Here are some Ayurvedic tips for reducing stress:
1. Slow Down
One of the best ways to begin to reduce stress, is to slow down from the fast pace of daily life. One of the best ways to do this is through devoted and purposeful self-care: taking time every single day to be still, quiet, and immersed in self-nourishment. Make time to practice pranayama and mediation each day. Even if it’s just 5 minutes every morning.
2. Self Care
Purposeful and committed self-care can be a beautiful part of the healing process, and a meaningful opportunity to practice self-love. Each day, regardless of what else might be going on in our lives, a devoted practice of self-care reaffirms a deep commitment to Self, to wellness, and to vibrant health. Ayurveda refers to daily self care practices at “dynacharya”. This can include abhyanga (self massage with oil), oil pulling, baths with essential oils, using a net pot, getting adequate rest, turning off the electronics an hour before bed and practicing yoga.
3. Commit to a Routine
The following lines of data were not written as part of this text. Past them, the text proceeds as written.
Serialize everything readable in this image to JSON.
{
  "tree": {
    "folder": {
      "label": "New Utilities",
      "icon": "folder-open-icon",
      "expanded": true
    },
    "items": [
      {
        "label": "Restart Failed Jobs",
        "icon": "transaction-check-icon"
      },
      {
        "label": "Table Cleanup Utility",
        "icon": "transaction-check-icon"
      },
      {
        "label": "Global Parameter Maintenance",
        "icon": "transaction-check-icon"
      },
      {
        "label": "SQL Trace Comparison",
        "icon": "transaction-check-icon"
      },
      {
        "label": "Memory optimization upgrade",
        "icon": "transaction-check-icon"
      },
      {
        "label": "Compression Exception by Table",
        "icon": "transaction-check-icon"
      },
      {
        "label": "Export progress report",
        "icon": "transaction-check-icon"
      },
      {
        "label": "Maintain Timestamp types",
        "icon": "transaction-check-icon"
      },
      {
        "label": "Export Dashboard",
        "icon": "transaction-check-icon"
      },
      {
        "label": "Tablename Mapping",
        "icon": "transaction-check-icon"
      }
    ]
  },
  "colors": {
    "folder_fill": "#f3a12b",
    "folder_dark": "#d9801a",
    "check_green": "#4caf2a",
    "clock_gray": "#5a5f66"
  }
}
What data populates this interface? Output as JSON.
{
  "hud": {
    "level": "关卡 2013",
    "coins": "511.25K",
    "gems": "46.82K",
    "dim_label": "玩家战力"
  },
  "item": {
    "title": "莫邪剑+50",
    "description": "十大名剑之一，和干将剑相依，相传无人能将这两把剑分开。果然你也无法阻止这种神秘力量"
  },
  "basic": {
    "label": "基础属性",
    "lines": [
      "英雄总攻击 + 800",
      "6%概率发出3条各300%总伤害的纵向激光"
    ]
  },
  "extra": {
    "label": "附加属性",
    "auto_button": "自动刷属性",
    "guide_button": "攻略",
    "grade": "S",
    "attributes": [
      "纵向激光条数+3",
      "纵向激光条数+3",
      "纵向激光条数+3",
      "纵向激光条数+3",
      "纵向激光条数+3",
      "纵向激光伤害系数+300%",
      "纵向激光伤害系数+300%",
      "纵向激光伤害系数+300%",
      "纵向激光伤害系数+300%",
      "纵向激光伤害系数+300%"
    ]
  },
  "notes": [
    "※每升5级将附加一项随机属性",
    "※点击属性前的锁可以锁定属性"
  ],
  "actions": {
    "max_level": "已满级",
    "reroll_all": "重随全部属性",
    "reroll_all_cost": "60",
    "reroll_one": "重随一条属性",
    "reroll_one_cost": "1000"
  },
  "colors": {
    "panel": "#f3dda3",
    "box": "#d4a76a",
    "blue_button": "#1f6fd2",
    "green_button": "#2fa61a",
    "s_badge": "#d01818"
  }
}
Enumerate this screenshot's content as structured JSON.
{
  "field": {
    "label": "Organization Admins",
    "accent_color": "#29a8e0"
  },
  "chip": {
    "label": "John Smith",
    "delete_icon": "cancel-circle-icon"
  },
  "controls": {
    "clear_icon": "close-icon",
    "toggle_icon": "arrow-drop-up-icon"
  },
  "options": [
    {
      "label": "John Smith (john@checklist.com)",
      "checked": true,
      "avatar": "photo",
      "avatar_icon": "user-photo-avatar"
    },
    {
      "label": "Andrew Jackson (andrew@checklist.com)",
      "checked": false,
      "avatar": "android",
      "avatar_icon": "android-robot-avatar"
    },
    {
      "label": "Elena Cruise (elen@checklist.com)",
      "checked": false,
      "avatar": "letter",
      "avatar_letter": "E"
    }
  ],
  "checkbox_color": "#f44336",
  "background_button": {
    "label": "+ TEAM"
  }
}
Ayurveda recommends a daily routine for everyone, but it is particularly essential when we are trying to balance excess stress. Our physiology is very much adapted to—and supported by—some sense of regularity. Adopting a routine gives our nervous systems a number of comforting and reassuring reference points throughout each day. These touchstones send a resounding message to the deep tissues of the body that all is well, that we can be at ease. Over time, a context of predictability and safety allows the nervous system to relax, and a profound rejuvenation process can begin. Try to wake up and go to bed at the same time every day. Ideally getting up with the sun and winding down for bed by 9 or 10 pm. Having your meals at the same time each day is important as well for good digestion. Try to create a daily schedule that balances work, play and rest. Make a point to move your body for 30 minutes each day and get outside in nature.
4. Eat a Healthy Diet
The CDC is recommending sipping hot water throughout the day. This helps to digest and eliminate toxins that enter the mouth, avoiding the respiratory system. This has been a practice in Ayurveda for thousands of years. This system of medicine recommends starting each day with a cup of hot lemon water to get the digestive system working. When we have a strong digestive fire, our body doesn’t hold onto toxins as easy. Sip hot water throughout the days to stay healthy. This also includes eating warm, cooked foods. It’s best to focus on healthy, whole foods, and minimizing processed foods, stimulants, and refined sugars (which we often reach for when time is short and our bodies are craving nourishment). Now you may have the time to cook. Making home cooked meals with love is the best way to nourish our bodies. Root vegetables have a very earthy and grounding effect. So do healthy fats and oils.
5. Trust Your Own Process
Ayurveda is a very individualized practice and understands we are all unique. Honor where you’re at in the process. Change takes time. Slowly add one supportive thing in your life at a time. When it becomes comfortable, add something else. Know that we can’t control the world around us, just how we respond to the present moment.